Rolling out processes in your company

Rolling out processes in your company

2021, Jun 17    

You have probably experienced this at some point in your career. Someone (usually at a senior position) decides that something can be improved and rolls out a new process by introducing it to the company and your team. It sometimes goes together with a “big announcement” in the common area of your office or in your “general” slack channel. The announcement sounds something like this:

“Management has decided that we will start using Confluence to document all our internal software tools.”

How does that feel when you hear it? You are probably feeling the urge to ask the very valid question “Why?”. That’s because announcements like these do two things - they don’t clarify the “why” and they don’t include you in the decision. They simply tell you what you need to do and how exactly you should be doing it. You probably feel a bit like a mouse in a lab being experimented on. Even if you ask questions for clarification’s sake, the decision has already been made so you can’t really change anything about it. And although it sounds like a very straightforward and fast way to change something in your company (top-down decision making) it actually takes much longer to do that. It creates compliance and what you want is commitment. Consider another approach.

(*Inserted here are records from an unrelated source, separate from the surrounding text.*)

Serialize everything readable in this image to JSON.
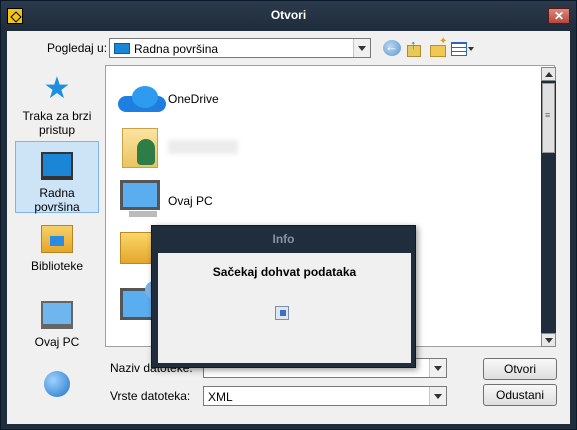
{
  "window": {
    "title": "Otvori",
    "close_label": "✕"
  },
  "toolbar": {
    "look_in_label": "Pogledaj u:",
    "look_in_value": "Radna površina"
  },
  "places": [
    {
      "label": "Traka za brzi pristup",
      "icon": "star-icon"
    },
    {
      "label": "Radna površina",
      "icon": "desktop-icon",
      "selected": true
    },
    {
      "label": "Biblioteke",
      "icon": "libraries-icon"
    },
    {
      "label": "Ovaj PC",
      "icon": "this-pc-icon"
    },
    {
      "label": "",
      "icon": "network-icon"
    }
  ],
  "files": [
    {
      "label": "OneDrive",
      "icon": "onedrive-icon"
    },
    {
      "label": "",
      "icon": "user-folder-icon"
    },
    {
      "label": "Ovaj PC",
      "icon": "computer-icon"
    },
    {
      "label": "",
      "icon": "folder-icon"
    },
    {
      "label": "",
      "icon": "network-computer-icon"
    }
  ],
  "form": {
    "name_label": "Naziv datoteke:",
    "name_value": "",
    "type_label": "Vrste datoteka:",
    "type_value": "XML",
    "open_label": "Otvori",
    "cancel_label": "Odustani"
  },
  "info": {
    "title": "Info",
    "message": "Sačekaj dohvat podataka"
  }
}
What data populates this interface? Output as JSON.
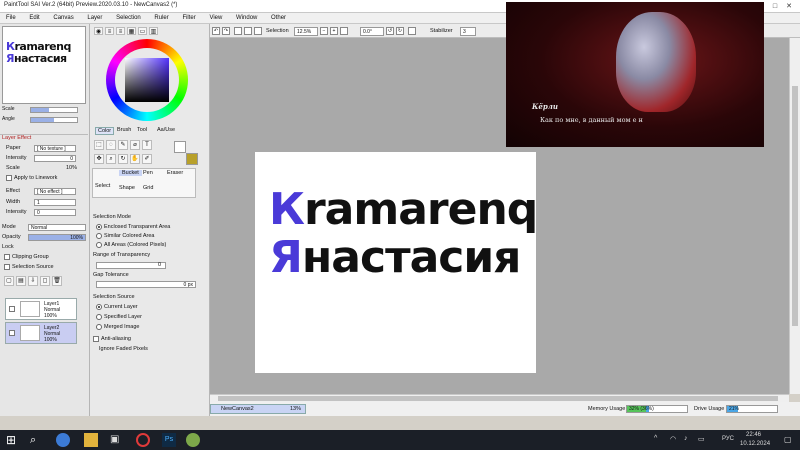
{
  "window": {
    "title": "PaintTool SAI Ver.2 (64bit) Preview.2020.03.10 - NewCanvas2 (*)"
  },
  "menu": [
    "File",
    "Edit",
    "Canvas",
    "Layer",
    "Selection",
    "Ruler",
    "Filter",
    "View",
    "Window",
    "Other"
  ],
  "toolbar": {
    "selection_label": "Selection",
    "zoom_value": "12.5%",
    "angle_value": "0.0°",
    "stabilizer_label": "Stabilizer",
    "stabilizer_value": "3"
  },
  "navigator": {
    "zoom_label": "Scale",
    "zoom_value": "12.5%",
    "angle_label": "Angle",
    "angle_value": "0°"
  },
  "layer_effect": {
    "header": "Layer Effect",
    "paper_label": "Paper",
    "paper_value": "[ No texture ]",
    "intensity_label": "Intensity",
    "intensity_value": "0",
    "scale_label": "Scale",
    "scale_value": "10%",
    "apply_lineworks": "Apply to Linework",
    "effect_label": "Effect",
    "effect_value": "[ No effect ]",
    "width_label": "Width",
    "width_value": "1",
    "intensity2_label": "Intensity",
    "intensity2_value": "0"
  },
  "layer_props": {
    "mode_label": "Mode",
    "mode_value": "Normal",
    "opacity_label": "Opacity",
    "opacity_value": "100%",
    "lock_label": "Lock",
    "clipping_group": "Clipping Group",
    "selection_source": "Selection Source"
  },
  "layers": [
    {
      "name": "Layer1",
      "mode": "Normal",
      "opacity": "100%",
      "selected": false
    },
    {
      "name": "Layer2",
      "mode": "Normal",
      "opacity": "100%",
      "selected": true
    }
  ],
  "color_tabs": [
    "Color",
    "Brush",
    "Tool",
    "Aa/Use"
  ],
  "tool_panel": {
    "selection_mode_label": "Selection Mode",
    "mode_options": [
      "Enclosed Transparent Area",
      "Similar Colored Area",
      "All Areas (Colored Pixels)"
    ],
    "range_label": "Range of Transparency",
    "range_value": "0",
    "gap_label": "Gap Tolerance",
    "gap_value": "0 px",
    "source_label": "Selection Source",
    "source_options": [
      "Current Layer",
      "Specified Layer",
      "Merged Image"
    ],
    "antialiasing": "Anti-aliasing",
    "ignore_pixels": "Ignore Faded Pixels"
  },
  "tool_tabs": [
    "Select",
    "Bucket",
    "Pen",
    "Eraser",
    "Shape",
    "Grid"
  ],
  "document": {
    "line1_first": "К",
    "line1_rest": "ramarenq",
    "line2_first": "Я",
    "line2_rest": "настасия",
    "accent_color": "#4a3ad8"
  },
  "overlay": {
    "speaker": "Кёрли",
    "subtitle": "Как по мне, в данный мом е н"
  },
  "statusbar": {
    "tab_name": "NewCanvas2",
    "tab_zoom": "13%",
    "memory_label": "Memory Usage",
    "memory_value": "32% (36%)",
    "drive_label": "Drive Usage",
    "drive_value": "21%"
  },
  "taskbar": {
    "lang": "РУС",
    "time": "22:46",
    "date": "10.12.2024"
  }
}
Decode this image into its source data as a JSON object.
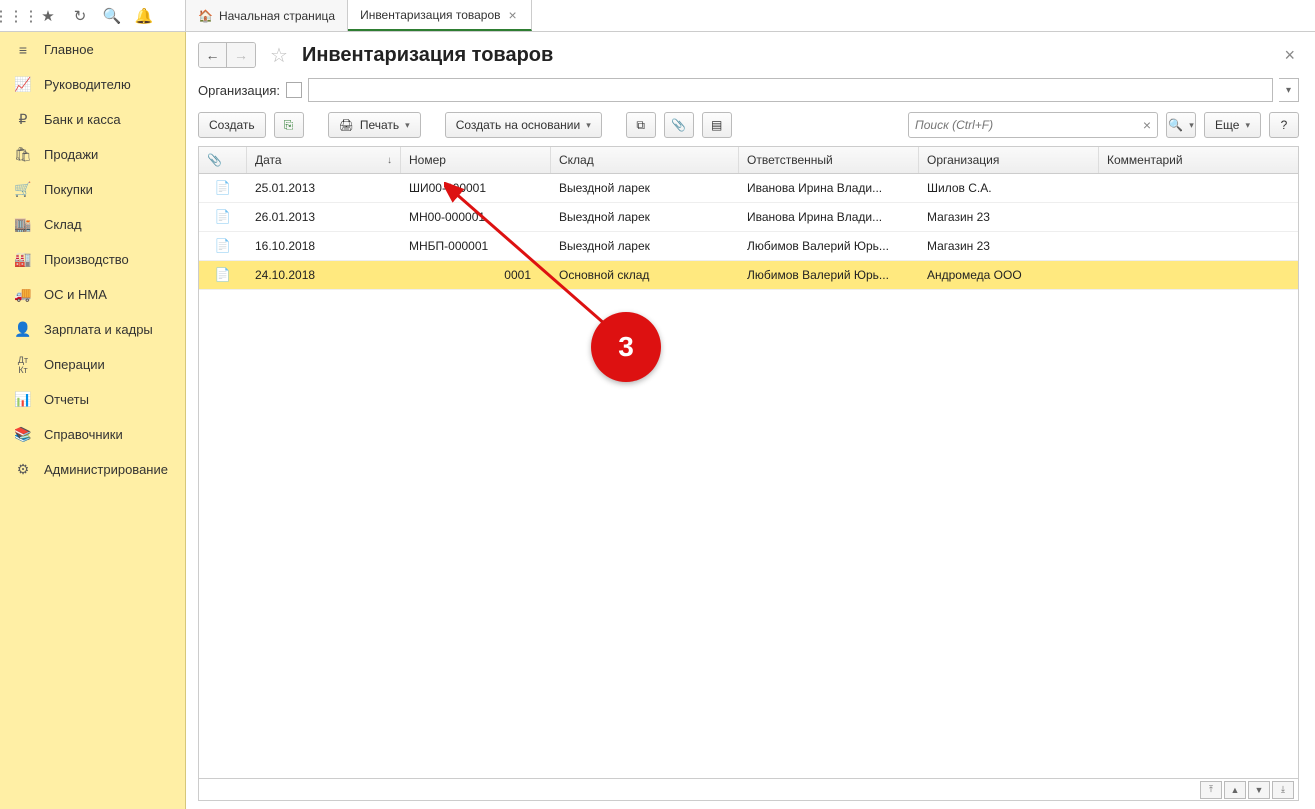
{
  "tabs": [
    {
      "label": "Начальная страница",
      "icon": "home"
    },
    {
      "label": "Инвентаризация товаров",
      "active": true,
      "closable": true
    }
  ],
  "sidebar": [
    {
      "icon": "≡",
      "label": "Главное"
    },
    {
      "icon": "📈",
      "label": "Руководителю"
    },
    {
      "icon": "₽",
      "label": "Банк и касса"
    },
    {
      "icon": "🛍",
      "label": "Продажи"
    },
    {
      "icon": "🛒",
      "label": "Покупки"
    },
    {
      "icon": "🏬",
      "label": "Склад"
    },
    {
      "icon": "🏭",
      "label": "Производство"
    },
    {
      "icon": "🚚",
      "label": "ОС и НМА"
    },
    {
      "icon": "👤",
      "label": "Зарплата и кадры"
    },
    {
      "icon": "Дт",
      "label": "Операции"
    },
    {
      "icon": "📊",
      "label": "Отчеты"
    },
    {
      "icon": "📚",
      "label": "Справочники"
    },
    {
      "icon": "⚙",
      "label": "Администрирование"
    }
  ],
  "page": {
    "title": "Инвентаризация товаров",
    "filter_label": "Организация:"
  },
  "toolbar": {
    "create": "Создать",
    "print": "Печать",
    "create_based": "Создать на основании",
    "more": "Еще",
    "search_placeholder": "Поиск (Ctrl+F)"
  },
  "columns": {
    "attach": "",
    "date": "Дата",
    "num": "Номер",
    "sklad": "Склад",
    "resp": "Ответственный",
    "org": "Организация",
    "comm": "Комментарий"
  },
  "rows": [
    {
      "date": "25.01.2013",
      "num": "ШИ00-000001",
      "sklad": "Выездной ларек",
      "resp": "Иванова Ирина Влади...",
      "org": "Шилов С.А."
    },
    {
      "date": "26.01.2013",
      "num": "МН00-000001",
      "sklad": "Выездной ларек",
      "resp": "Иванова Ирина Влади...",
      "org": "Магазин 23"
    },
    {
      "date": "16.10.2018",
      "num": "МНБП-000001",
      "sklad": "Выездной ларек",
      "resp": "Любимов Валерий Юрь...",
      "org": "Магазин 23"
    },
    {
      "date": "24.10.2018",
      "num": "0001",
      "sklad": "Основной склад",
      "resp": "Любимов Валерий Юрь...",
      "org": "Андромеда ООО",
      "selected": true
    }
  ],
  "annotation": {
    "number": "3"
  }
}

“For several months now, we have noticed that we are creating a large number of our own software tools to help us in our daily work. It feels like we have reached a point where we need to be documenting how those tools work, otherwise, we will soon run into a problem where nobody knows how something is supposed to function or why it was created in the first place. [this part explains the problem]

Because of this, we decided to start documenting all our internal tools. We considered few different software applications for that and tested them, but we felt that Confluence meets our needs the best. [this part proposes a solution]

We know that this approach will take us more time than usual to do our daily work because apart from writing code, we will also need to be vigilant and write the documentation for that code. [this part describes what pitfalls we might run into and what to expect]

So we should be more patient with each other while doing this. [possible solutions for those pitfalls]

In a few months, we will check how the initiative is going and decide if we want to continue with it or change to some other solution.” [some deadline for when we can review this decision]

You can immediately see the “Why” which is a huge difference right away. The message is now much more clear because it shows why something is a problem and why it needs to be solved. But even now, you can still get into non-commitment mode, simply because the decision was already made. In order to get the maximum commitment from your company and team, consider this message:

“For several months now, we have noticed that we are creating a large number of our own software tools to help us in our daily work. It feels like we have reached a point where we need to be documenting how those tools work, otherwise, we will soon run into a problem where nobody knows how something is supposed to function or why it was created in the first place. [this part explains the problem]

Because of this, we decided to start documenting all our internal tools. We considered few different software applications for that and tested them, but we felt that Confluence meets our needs the best. [this part proposes a solution]

We know that this approach will take us more time than usual to do our daily work because apart from writing code, we will also need to be vigilant and write the documentation for that code. [this part describes what pitfalls we might run into and what to expect]

So we should be more patient with each other while doing this. [possible solutions for those pitfalls]

In a few months, we will check how the initiative is going and decide if we want to continue with it or change to some other solution. [some deadline for when we can review this decision]

Please ask clarifying questions and comment on the proposal with possible ways to improve it.” [invite others to be part of the decision]

The only difference is the last sentence. Apart from explaining why something is a problem and what solutions you propose, you also make an invitation for participation in the decision-making process. At first glance, this feels like it will take much longer, but in reality, the first approach, will drag the process for months and years, and even then, you might still not have a real commitment from everyone, but rather rely on compliance. This last approach creates a really strong commitment from everyone because everyone that is affected by the decision can actually steer the decision and improve upon it.

So describe your “Whys” and invite others to participate in the decisions.